My God, Oasis, Elvis Costello and The La's all had a baby... and its name is Rialto.
The British sextet has a keen ear on the pulse of what pop music should be, and shows on their debut effort that they've learned their lessons well without blatantly copying from any of the artists named in the menage a trois above.
What sets Rialto apart immediately for me is the use of two drummers, a la the Allman Brothers Band, for increased power in the rhythm backbone. Pete Cuthbert and Anthony Christmas both attack their kits with gusto, but never try to overpower each other or the music that Rialto creates - and this, kids, is lesson one on how to do things right.
Lead vocalist/guitarist Louis Eliot sounds like a calmer version of Liam Gallagher without any of the annoying, cocky swagger. His vocal delivery is smooth and powerful, and his songwriting, for the most part, is quite enjoyable. From the opening moments of "Monday Morning," you can tell that this is a band you're going to want to pay attention to now and in the future.

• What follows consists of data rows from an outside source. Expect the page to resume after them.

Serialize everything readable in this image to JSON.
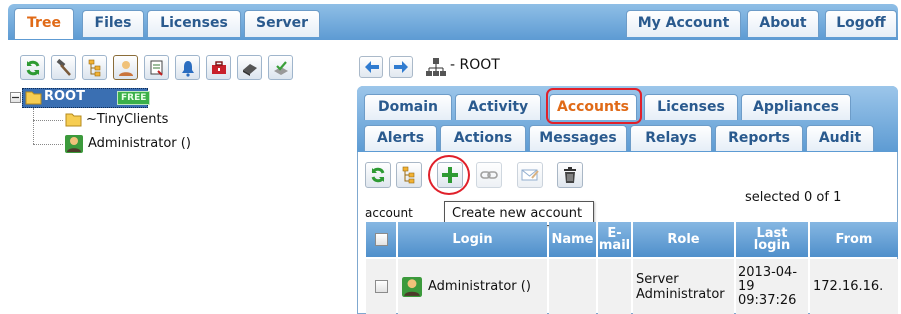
{
  "top_tabs": [
    {
      "label": "Tree",
      "active": true
    },
    {
      "label": "Files",
      "active": false
    },
    {
      "label": "Licenses",
      "active": false
    },
    {
      "label": "Server",
      "active": false
    }
  ],
  "top_right_tabs": [
    {
      "label": "My Account"
    },
    {
      "label": "About"
    },
    {
      "label": "Logoff"
    }
  ],
  "left_toolbar": {
    "icons": [
      "refresh-icon",
      "hammer-icon",
      "tree-view-icon",
      "user-icon",
      "report-icon",
      "bell-icon",
      "toolbox-icon",
      "eraser-icon",
      "check-stamp-icon"
    ]
  },
  "tree": {
    "root": {
      "label": "ROOT",
      "badge": "FREE"
    },
    "children": [
      {
        "label": "~TinyClients",
        "icon": "folder-icon"
      },
      {
        "label": "Administrator ()",
        "icon": "admin-user-icon"
      }
    ]
  },
  "breadcrumb": {
    "label": "- ROOT"
  },
  "right_tabs_row1": [
    {
      "label": "Domain"
    },
    {
      "label": "Activity"
    },
    {
      "label": "Accounts",
      "active": true
    },
    {
      "label": "Licenses"
    },
    {
      "label": "Appliances"
    }
  ],
  "right_tabs_row2": [
    {
      "label": "Alerts"
    },
    {
      "label": "Actions"
    },
    {
      "label": "Messages"
    },
    {
      "label": "Relays"
    },
    {
      "label": "Reports"
    },
    {
      "label": "Audit"
    }
  ],
  "accounts_toolbar": {
    "tooltip": "Create new account",
    "icons": [
      "refresh-icon",
      "tree-view-icon",
      "add-icon",
      "link-icon",
      "message-icon",
      "trash-icon"
    ]
  },
  "selection": {
    "text": "selected 0 of 1"
  },
  "section_label": "account",
  "table": {
    "headers": {
      "login": "Login",
      "name": "Name",
      "email_1": "E-",
      "email_2": "mail",
      "role": "Role",
      "last_1": "Last",
      "last_2": "login",
      "from": "From"
    },
    "rows": [
      {
        "login": "Administrator ()",
        "name": "",
        "email": "",
        "role_1": "Server",
        "role_2": "Administrator",
        "last_1": "2013-04-",
        "last_2": "19",
        "last_3": "09:37:26",
        "from": "172.16.16."
      }
    ]
  },
  "colors": {
    "accent": "#e06a17",
    "tab_bar": "#5d9bd3",
    "highlight": "#e0202a",
    "root_selected": "#3a6fb2"
  }
}
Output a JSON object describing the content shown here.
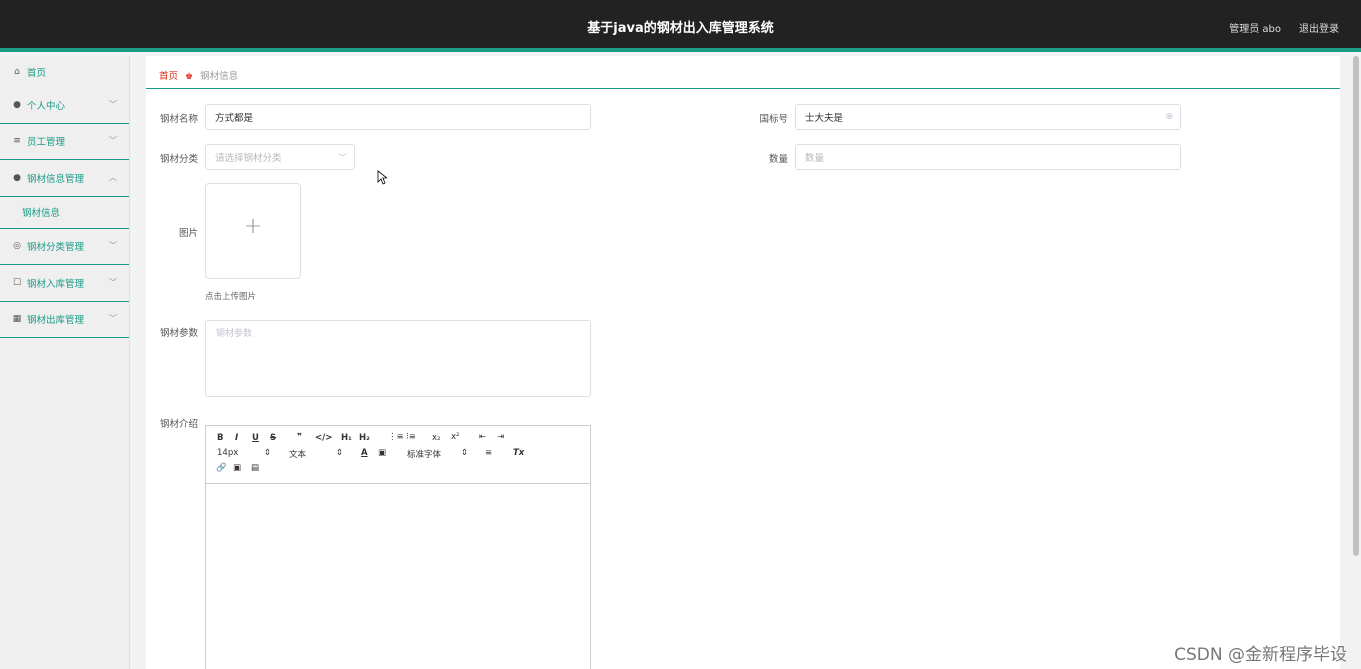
{
  "header": {
    "title": "基于java的钢材出入库管理系统",
    "user": "管理员 abo",
    "logout": "退出登录"
  },
  "sidebar": {
    "items": [
      {
        "label": "首页",
        "icon": "home-icon"
      },
      {
        "label": "个人中心",
        "icon": "user-icon"
      },
      {
        "label": "员工管理",
        "icon": "list-icon"
      },
      {
        "label": "钢材信息管理",
        "icon": "pin-icon"
      },
      {
        "label": "钢材信息",
        "icon": ""
      },
      {
        "label": "钢材分类管理",
        "icon": "target-icon"
      },
      {
        "label": "钢材入库管理",
        "icon": "inbox-icon"
      },
      {
        "label": "钢材出库管理",
        "icon": "grid-icon"
      }
    ]
  },
  "breadcrumb": {
    "home": "首页",
    "current": "钢材信息"
  },
  "form": {
    "name_label": "钢材名称",
    "name_value": "方式都是",
    "code_label": "国标号",
    "code_value": "士大夫是",
    "category_label": "钢材分类",
    "category_placeholder": "请选择钢材分类",
    "quantity_label": "数量",
    "quantity_placeholder": "数量",
    "image_label": "图片",
    "upload_tip": "点击上传图片",
    "params_label": "钢材参数",
    "params_placeholder": "钢材参数",
    "intro_label": "钢材介绍"
  },
  "editor": {
    "font_size": "14px",
    "text_type": "文本",
    "font_family": "标准字体"
  },
  "watermark": "CSDN @金新程序毕设",
  "colors": {
    "accent": "#1a9b86",
    "header_bg": "#222222",
    "breadcrumb_home": "#e0301e"
  }
}
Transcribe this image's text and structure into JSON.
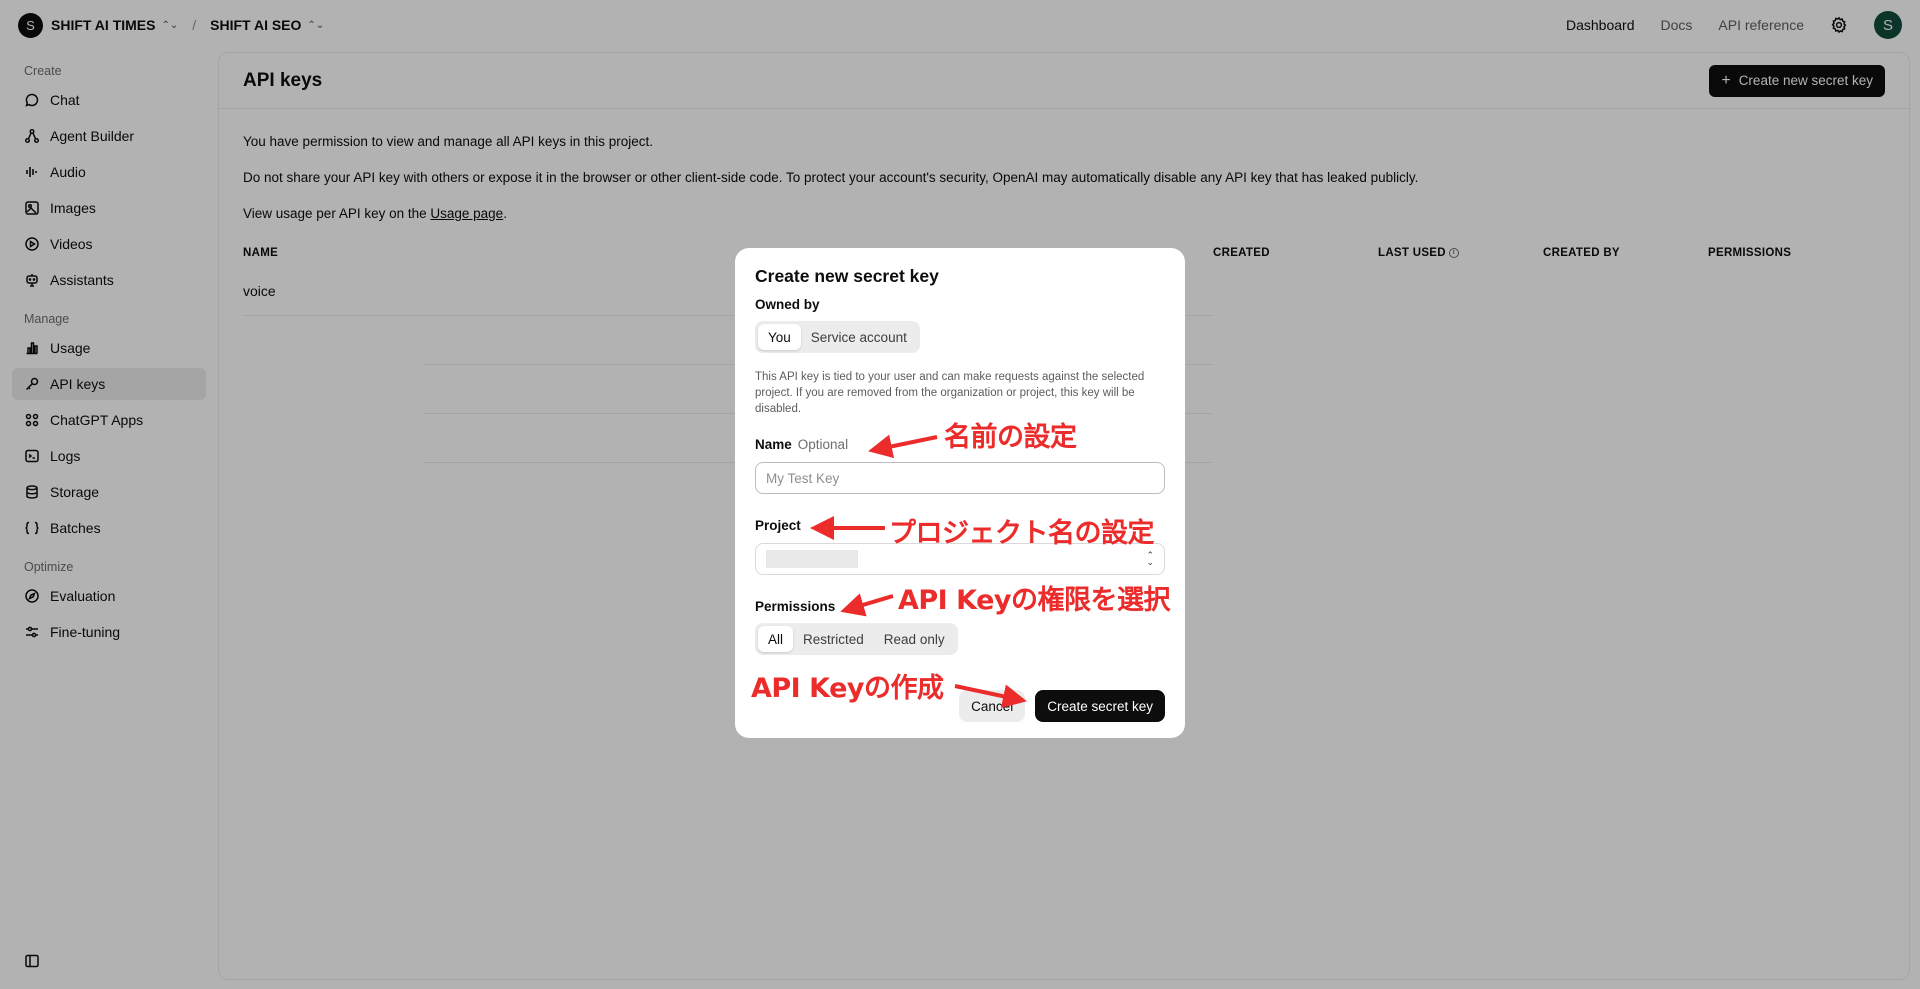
{
  "topbar": {
    "org_initial": "S",
    "org_name": "SHIFT AI TIMES",
    "project_name": "SHIFT AI SEO",
    "nav": [
      "Dashboard",
      "Docs",
      "API reference"
    ],
    "user_initial": "S"
  },
  "sidebar": {
    "sections": [
      {
        "label": "Create",
        "items": [
          {
            "label": "Chat",
            "icon": "chat-bubble-icon"
          },
          {
            "label": "Agent Builder",
            "icon": "agent-icon"
          },
          {
            "label": "Audio",
            "icon": "waveform-icon"
          },
          {
            "label": "Images",
            "icon": "image-icon"
          },
          {
            "label": "Videos",
            "icon": "play-icon"
          },
          {
            "label": "Assistants",
            "icon": "robot-icon"
          }
        ]
      },
      {
        "label": "Manage",
        "items": [
          {
            "label": "Usage",
            "icon": "bar-chart-icon"
          },
          {
            "label": "API keys",
            "icon": "key-icon",
            "selected": true
          },
          {
            "label": "ChatGPT Apps",
            "icon": "apps-icon"
          },
          {
            "label": "Logs",
            "icon": "terminal-icon"
          },
          {
            "label": "Storage",
            "icon": "database-icon"
          },
          {
            "label": "Batches",
            "icon": "braces-icon"
          }
        ]
      },
      {
        "label": "Optimize",
        "items": [
          {
            "label": "Evaluation",
            "icon": "compass-icon"
          },
          {
            "label": "Fine-tuning",
            "icon": "sliders-icon"
          }
        ]
      }
    ]
  },
  "main": {
    "title": "API keys",
    "create_button": "Create new secret key",
    "info": {
      "line1": "You have permission to view and manage all API keys in this project.",
      "line2": "Do not share your API key with others or expose it in the browser or other client-side code. To protect your account's security, OpenAI may automatically disable any API key that has leaked publicly.",
      "line3_prefix": "View usage per API key on the ",
      "line3_link": "Usage page",
      "line3_suffix": "."
    },
    "table": {
      "columns": [
        "NAME",
        "CREATED",
        "LAST USED",
        "CREATED BY",
        "PERMISSIONS"
      ],
      "rows": [
        {
          "name": "voice"
        }
      ]
    }
  },
  "modal": {
    "title": "Create new secret key",
    "owned_by_label": "Owned by",
    "owner_options": [
      "You",
      "Service account"
    ],
    "owner_selected": "You",
    "note": "This API key is tied to your user and can make requests against the selected project. If you are removed from the organization or project, this key will be disabled.",
    "name_label": "Name",
    "name_optional": "Optional",
    "name_placeholder": "My Test Key",
    "project_label": "Project",
    "permissions_label": "Permissions",
    "permission_options": [
      "All",
      "Restricted",
      "Read only"
    ],
    "permission_selected": "All",
    "cancel": "Cancel",
    "submit": "Create secret key"
  },
  "annotations": {
    "name": "名前の設定",
    "project": "プロジェクト名の設定",
    "permissions": "API Keyの権限を選択",
    "create": "API Keyの作成",
    "color": "#ec2b2b"
  }
}
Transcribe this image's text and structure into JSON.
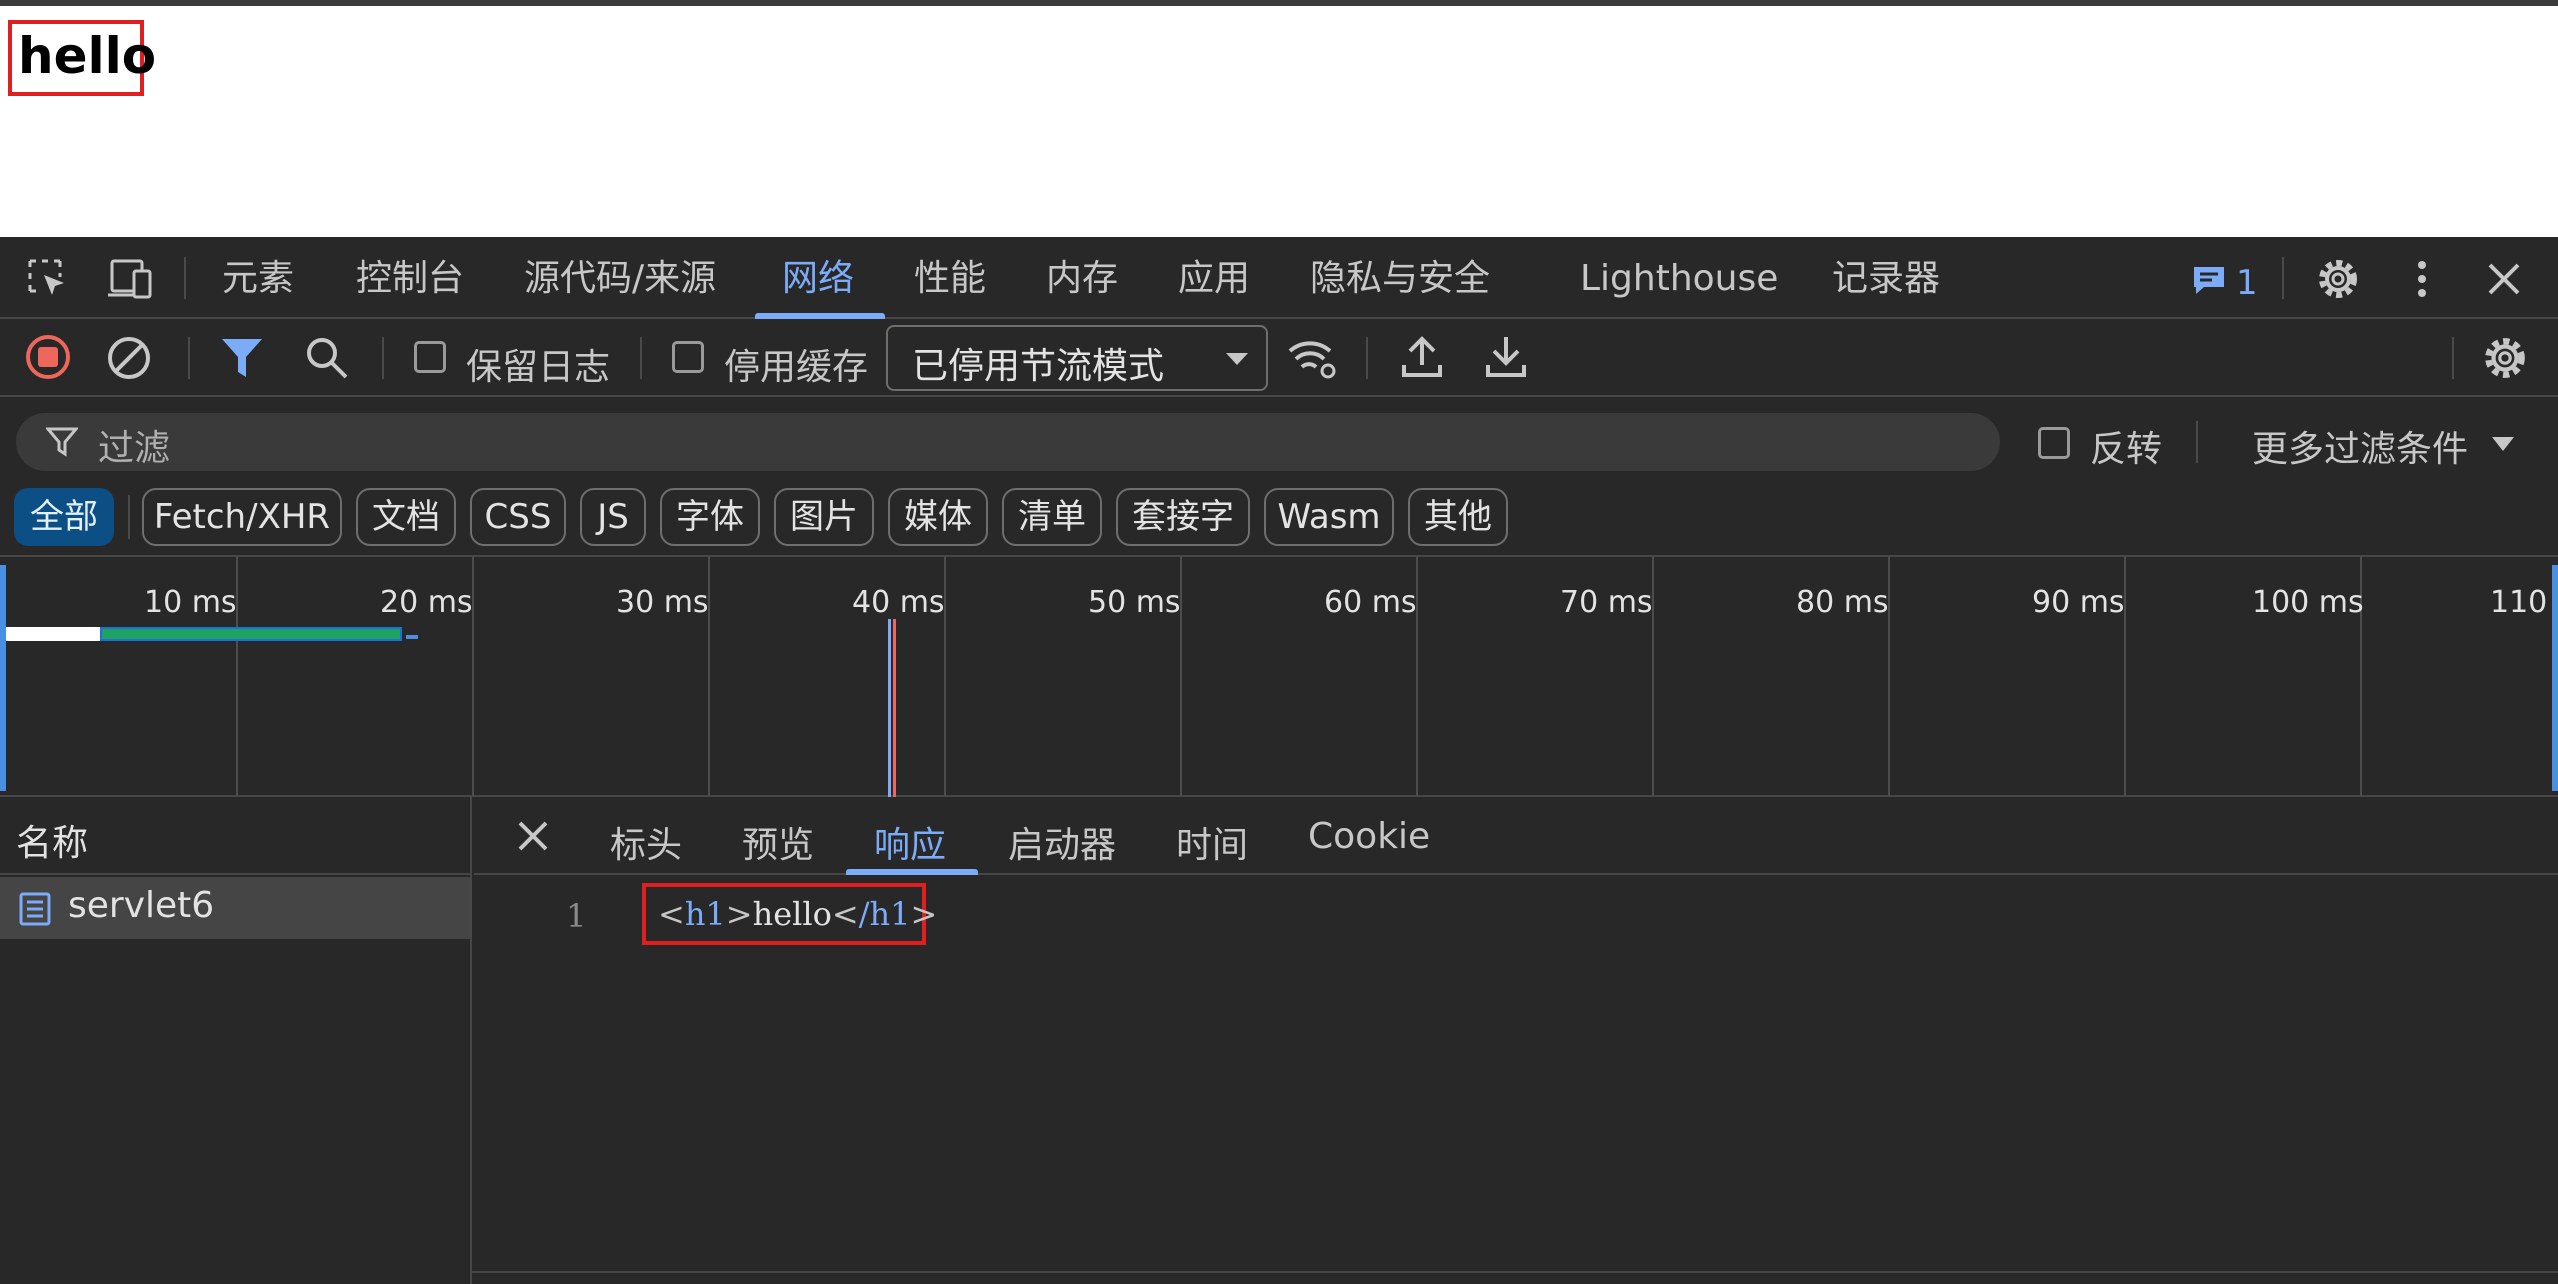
{
  "page": {
    "heading": "hello"
  },
  "devtools": {
    "panel_tabs": [
      {
        "label": "元素"
      },
      {
        "label": "控制台"
      },
      {
        "label": "源代码/来源"
      },
      {
        "label": "网络"
      },
      {
        "label": "性能"
      },
      {
        "label": "内存"
      },
      {
        "label": "应用"
      },
      {
        "label": "隐私与安全"
      },
      {
        "label": "Lighthouse"
      },
      {
        "label": "记录器"
      }
    ],
    "active_tab": "网络",
    "issues_count": "1",
    "accent_color": "#7cacf8",
    "toolbar": {
      "preserve_log": "保留日志",
      "disable_cache": "停用缓存",
      "throttling": "已停用节流模式"
    },
    "filter": {
      "placeholder": "过滤",
      "invert": "反转",
      "more_filters": "更多过滤条件"
    },
    "type_chips": [
      {
        "label": "全部"
      },
      {
        "label": "Fetch/XHR"
      },
      {
        "label": "文档"
      },
      {
        "label": "CSS"
      },
      {
        "label": "JS"
      },
      {
        "label": "字体"
      },
      {
        "label": "图片"
      },
      {
        "label": "媒体"
      },
      {
        "label": "清单"
      },
      {
        "label": "套接字"
      },
      {
        "label": "Wasm"
      },
      {
        "label": "其他"
      }
    ],
    "active_chip": "全部",
    "timeline_labels": [
      "10 ms",
      "20 ms",
      "30 ms",
      "40 ms",
      "50 ms",
      "60 ms",
      "70 ms",
      "80 ms",
      "90 ms",
      "100 ms",
      "110"
    ],
    "request_list": {
      "header": "名称",
      "rows": [
        {
          "name": "servlet6"
        }
      ]
    },
    "detail_tabs": [
      {
        "label": "标头"
      },
      {
        "label": "预览"
      },
      {
        "label": "响应"
      },
      {
        "label": "启动器"
      },
      {
        "label": "时间"
      },
      {
        "label": "Cookie"
      }
    ],
    "active_detail_tab": "响应",
    "response": {
      "line_number": "1",
      "open_tag": "h1",
      "content": "hello",
      "close_tag": "/h1"
    }
  }
}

Rialto's sly humor (or is that social commentary at times?) is evident on tracks like "Broken Barbie Doll" and "Milk Of Amnesia," but songs like these don't sacrifice any quality in place of the mental pictures they create. This is lesson two on how to do things right. Likewise, songs like "Dream Another Dream" and "Untouchable" all constantly maintain their pop craftsmanship while keeping the listener interested.
Unfortunately, they cannot keep such a high level of expectations going throughout the entire album; songs like "Lucky Number" and "When We're Together" tend to blend together in a happy pop mush. And maybe I'm just ignorant because I'm an American, but "Love Like Semtex" is lost on me; anyone who can provide some information on what I'm missing, comments will be happily welcomed. Still, the number of miscues on Rialto are greatly outnumbered by things the band has done right on this debut effort.
Rialto is an album that could possibly be introducing the next big name in Britpop. Here's hoping that American stations and consumers give them a chance.